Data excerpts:
--------------------------------

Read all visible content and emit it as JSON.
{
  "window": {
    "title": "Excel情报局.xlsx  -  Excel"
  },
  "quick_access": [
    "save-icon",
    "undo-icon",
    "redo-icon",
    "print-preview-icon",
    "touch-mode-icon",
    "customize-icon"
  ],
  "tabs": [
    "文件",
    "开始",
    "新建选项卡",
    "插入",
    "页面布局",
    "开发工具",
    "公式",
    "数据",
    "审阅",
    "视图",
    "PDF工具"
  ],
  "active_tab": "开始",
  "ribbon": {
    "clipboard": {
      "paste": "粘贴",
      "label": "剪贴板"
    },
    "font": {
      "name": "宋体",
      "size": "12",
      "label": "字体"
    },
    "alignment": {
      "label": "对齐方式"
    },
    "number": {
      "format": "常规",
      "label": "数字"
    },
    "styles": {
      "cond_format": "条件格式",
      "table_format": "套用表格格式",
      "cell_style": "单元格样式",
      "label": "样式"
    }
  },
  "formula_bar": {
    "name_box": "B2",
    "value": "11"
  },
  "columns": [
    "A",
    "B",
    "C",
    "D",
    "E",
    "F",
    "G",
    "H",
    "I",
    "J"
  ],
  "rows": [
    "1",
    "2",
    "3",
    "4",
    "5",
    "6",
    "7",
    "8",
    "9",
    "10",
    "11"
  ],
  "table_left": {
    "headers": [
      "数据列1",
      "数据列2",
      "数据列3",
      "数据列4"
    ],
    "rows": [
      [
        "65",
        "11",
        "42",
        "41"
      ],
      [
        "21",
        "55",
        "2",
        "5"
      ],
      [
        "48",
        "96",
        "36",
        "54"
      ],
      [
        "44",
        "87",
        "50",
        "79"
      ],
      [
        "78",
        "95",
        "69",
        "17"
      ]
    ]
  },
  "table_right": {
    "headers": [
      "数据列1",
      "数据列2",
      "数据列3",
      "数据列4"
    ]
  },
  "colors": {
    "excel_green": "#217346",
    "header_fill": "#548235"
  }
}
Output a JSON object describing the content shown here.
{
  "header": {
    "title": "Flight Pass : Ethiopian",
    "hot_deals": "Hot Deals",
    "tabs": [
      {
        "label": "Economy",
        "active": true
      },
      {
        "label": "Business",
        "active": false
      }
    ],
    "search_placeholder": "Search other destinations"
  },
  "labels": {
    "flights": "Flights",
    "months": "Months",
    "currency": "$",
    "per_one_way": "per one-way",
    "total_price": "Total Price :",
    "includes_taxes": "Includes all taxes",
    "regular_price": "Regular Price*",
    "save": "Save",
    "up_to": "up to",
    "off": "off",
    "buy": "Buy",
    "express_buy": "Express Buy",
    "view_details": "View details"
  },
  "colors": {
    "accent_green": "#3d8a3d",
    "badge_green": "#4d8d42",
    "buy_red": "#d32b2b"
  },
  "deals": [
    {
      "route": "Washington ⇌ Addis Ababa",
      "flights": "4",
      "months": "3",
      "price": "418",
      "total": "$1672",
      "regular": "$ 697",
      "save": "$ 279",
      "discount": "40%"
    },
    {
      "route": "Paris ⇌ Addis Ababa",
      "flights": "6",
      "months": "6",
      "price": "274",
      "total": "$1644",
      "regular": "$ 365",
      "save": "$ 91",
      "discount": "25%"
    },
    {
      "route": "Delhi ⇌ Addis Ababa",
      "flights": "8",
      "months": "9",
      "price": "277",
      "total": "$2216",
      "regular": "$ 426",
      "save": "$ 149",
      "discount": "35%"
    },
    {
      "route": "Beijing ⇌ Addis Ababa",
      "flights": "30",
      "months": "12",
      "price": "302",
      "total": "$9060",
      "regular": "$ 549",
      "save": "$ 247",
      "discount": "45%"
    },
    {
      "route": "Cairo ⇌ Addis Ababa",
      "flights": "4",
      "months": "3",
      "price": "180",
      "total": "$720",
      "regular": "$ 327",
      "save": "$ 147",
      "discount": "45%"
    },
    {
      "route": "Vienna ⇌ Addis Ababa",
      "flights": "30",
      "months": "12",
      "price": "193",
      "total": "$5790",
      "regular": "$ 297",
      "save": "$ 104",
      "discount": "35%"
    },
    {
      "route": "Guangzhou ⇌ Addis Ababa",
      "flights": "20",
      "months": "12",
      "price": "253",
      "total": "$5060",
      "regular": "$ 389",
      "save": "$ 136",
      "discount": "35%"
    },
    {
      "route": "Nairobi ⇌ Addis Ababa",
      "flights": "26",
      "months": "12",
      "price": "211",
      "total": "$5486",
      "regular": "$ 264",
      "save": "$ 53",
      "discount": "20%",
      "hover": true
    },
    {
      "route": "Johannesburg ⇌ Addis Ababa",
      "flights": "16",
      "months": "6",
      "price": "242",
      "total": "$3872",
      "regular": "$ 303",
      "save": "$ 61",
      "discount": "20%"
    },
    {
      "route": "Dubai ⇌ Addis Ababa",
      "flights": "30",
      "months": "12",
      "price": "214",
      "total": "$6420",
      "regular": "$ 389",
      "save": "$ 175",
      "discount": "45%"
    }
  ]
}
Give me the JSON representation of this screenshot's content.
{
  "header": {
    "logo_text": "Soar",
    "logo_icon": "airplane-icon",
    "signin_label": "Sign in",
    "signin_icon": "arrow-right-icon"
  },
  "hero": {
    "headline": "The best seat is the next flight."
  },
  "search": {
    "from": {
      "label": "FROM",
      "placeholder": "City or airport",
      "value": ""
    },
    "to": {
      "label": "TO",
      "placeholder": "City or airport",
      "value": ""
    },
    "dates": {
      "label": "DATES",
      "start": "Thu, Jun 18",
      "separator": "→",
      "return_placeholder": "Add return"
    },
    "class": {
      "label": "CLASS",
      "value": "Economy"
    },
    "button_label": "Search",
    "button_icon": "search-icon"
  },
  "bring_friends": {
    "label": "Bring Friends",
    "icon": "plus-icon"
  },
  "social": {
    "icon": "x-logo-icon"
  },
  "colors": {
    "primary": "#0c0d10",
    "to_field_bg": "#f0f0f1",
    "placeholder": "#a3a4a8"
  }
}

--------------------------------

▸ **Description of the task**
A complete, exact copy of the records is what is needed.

▸ **Result for this exercise**
Read all visible content and emit it as JSON.
{
  "window": {
    "title": "Excel情报局.xlsx  -  Excel"
  },
  "quick_access": [
    "save-icon",
    "undo-icon",
    "redo-icon",
    "print-preview-icon",
    "touch-mode-icon",
    "customize-icon"
  ],
  "tabs": [
    "文件",
    "开始",
    "新建选项卡",
    "插入",
    "页面布局",
    "开发工具",
    "公式",
    "数据",
    "审阅",
    "视图",
    "PDF工具"
  ],
  "active_tab": "开始",
  "ribbon": {
    "clipboard": {
      "paste": "粘贴",
      "label": "剪贴板"
    },
    "font": {
      "name": "宋体",
      "size": "12",
      "label": "字体"
    },
    "alignment": {
      "label": "对齐方式"
    },
    "number": {
      "format": "常规",
      "label": "数字"
    },
    "styles": {
      "cond_format": "条件格式",
      "table_format": "套用表格格式",
      "cell_style": "单元格样式",
      "label": "样式"
    }
  },
  "formula_bar": {
    "name_box": "B2",
    "value": "11"
  },
  "columns": [
    "A",
    "B",
    "C",
    "D",
    "E",
    "F",
    "G",
    "H",
    "I",
    "J"
  ],
  "rows": [
    "1",
    "2",
    "3",
    "4",
    "5",
    "6",
    "7",
    "8",
    "9",
    "10",
    "11"
  ],
  "table_left": {
    "headers": [
      "数据列1",
      "数据列2",
      "数据列3",
      "数据列4"
    ],
    "rows": [
      [
        "65",
        "11",
        "42",
        "41"
      ],
      [
        "21",
        "55",
        "2",
        "5"
      ],
      [
        "48",
        "96",
        "36",
        "54"
      ],
      [
        "44",
        "87",
        "50",
        "79"
      ],
      [
        "78",
        "95",
        "69",
        "17"
      ]
    ]
  },
  "table_right": {
    "headers": [
      "数据列1",
      "数据列2",
      "数据列3",
      "数据列4"
    ]
  },
  "colors": {
    "excel_green": "#217346",
    "header_fill": "#548235"
  }
}
Output a JSON object describing the content shown here.
{
  "header": {
    "title": "Flight Pass : Ethiopian",
    "hot_deals": "Hot Deals",
    "tabs": [
      {
        "label": "Economy",
        "active": true
      },
      {
        "label": "Business",
        "active": false
      }
    ],
    "search_placeholder": "Search other destinations"
  },
  "labels": {
    "flights": "Flights",
    "months": "Months",
    "currency": "$",
    "per_one_way": "per one-way",
    "total_price": "Total Price :",
    "includes_taxes": "Includes all taxes",
    "regular_price": "Regular Price*",
    "save": "Save",
    "up_to": "up to",
    "off": "off",
    "buy": "Buy",
    "express_buy": "Express Buy",
    "view_details": "View details"
  },
  "colors": {
    "accent_green": "#3d8a3d",
    "badge_green": "#4d8d42",
    "buy_red": "#d32b2b"
  },
  "deals": [
    {
      "route": "Washington ⇌ Addis Ababa",
      "flights": "4",
      "months": "3",
      "price": "418",
      "total": "$1672",
      "regular": "$ 697",
      "save": "$ 279",
      "discount": "40%"
    },
    {
      "route": "Paris ⇌ Addis Ababa",
      "flights": "6",
      "months": "6",
      "price": "274",
      "total": "$1644",
      "regular": "$ 365",
      "save": "$ 91",
      "discount": "25%"
    },
    {
      "route": "Delhi ⇌ Addis Ababa",
      "flights": "8",
      "months": "9",
      "price": "277",
      "total": "$2216",
      "regular": "$ 426",
      "save": "$ 149",
      "discount": "35%"
    },
    {
      "route": "Beijing ⇌ Addis Ababa",
      "flights": "30",
      "months": "12",
      "price": "302",
      "total": "$9060",
      "regular": "$ 549",
      "save": "$ 247",
      "discount": "45%"
    },
    {
      "route": "Cairo ⇌ Addis Ababa",
      "flights": "4",
      "months": "3",
      "price": "180",
      "total": "$720",
      "regular": "$ 327",
      "save": "$ 147",
      "discount": "45%"
    },
    {
      "route": "Vienna ⇌ Addis Ababa",
      "flights": "30",
      "months": "12",
      "price": "193",
      "total": "$5790",
      "regular": "$ 297",
      "save": "$ 104",
      "discount": "35%"
    },
    {
      "route": "Guangzhou ⇌ Addis Ababa",
      "flights": "20",
      "months": "12",
      "price": "253",
      "total": "$5060",
      "regular": "$ 389",
      "save": "$ 136",
      "discount": "35%"
    },
    {
      "route": "Nairobi ⇌ Addis Ababa",
      "flights": "26",
      "months": "12",
      "price": "211",
      "total": "$5486",
      "regular": "$ 264",
      "save": "$ 53",
      "discount": "20%",
      "hover": true
    },
    {
      "route": "Johannesburg ⇌ Addis Ababa",
      "flights": "16",
      "months": "6",
      "price": "242",
      "total": "$3872",
      "regular": "$ 303",
      "save": "$ 61",
      "discount": "20%"
    },
    {
      "route": "Dubai ⇌ Addis Ababa",
      "flights": "30",
      "months": "12",
      "price": "214",
      "total": "$6420",
      "regular": "$ 389",
      "save": "$ 175",
      "discount": "45%"
    }
  ]
}
Give me the JSON representation of this screenshot's content.
{
  "header": {
    "logo_text": "Soar",
    "logo_icon": "airplane-icon",
    "signin_label": "Sign in",
    "signin_icon": "arrow-right-icon"
  },
  "hero": {
    "headline": "The best seat is the next flight."
  },
  "search": {
    "from": {
      "label": "FROM",
      "placeholder": "City or airport",
      "value": ""
    },
    "to": {
      "label": "TO",
      "placeholder": "City or airport",
      "value": ""
    },
    "dates": {
      "label": "DATES",
      "start": "Thu, Jun 18",
      "separator": "→",
      "return_placeholder": "Add return"
    },
    "class": {
      "label": "CLASS",
      "value": "Economy"
    },
    "button_label": "Search",
    "button_icon": "search-icon"
  },
  "bring_friends": {
    "label": "Bring Friends",
    "icon": "plus-icon"
  },
  "social": {
    "icon": "x-logo-icon"
  },
  "colors": {
    "primary": "#0c0d10",
    "to_field_bg": "#f0f0f1",
    "placeholder": "#a3a4a8"
  }
}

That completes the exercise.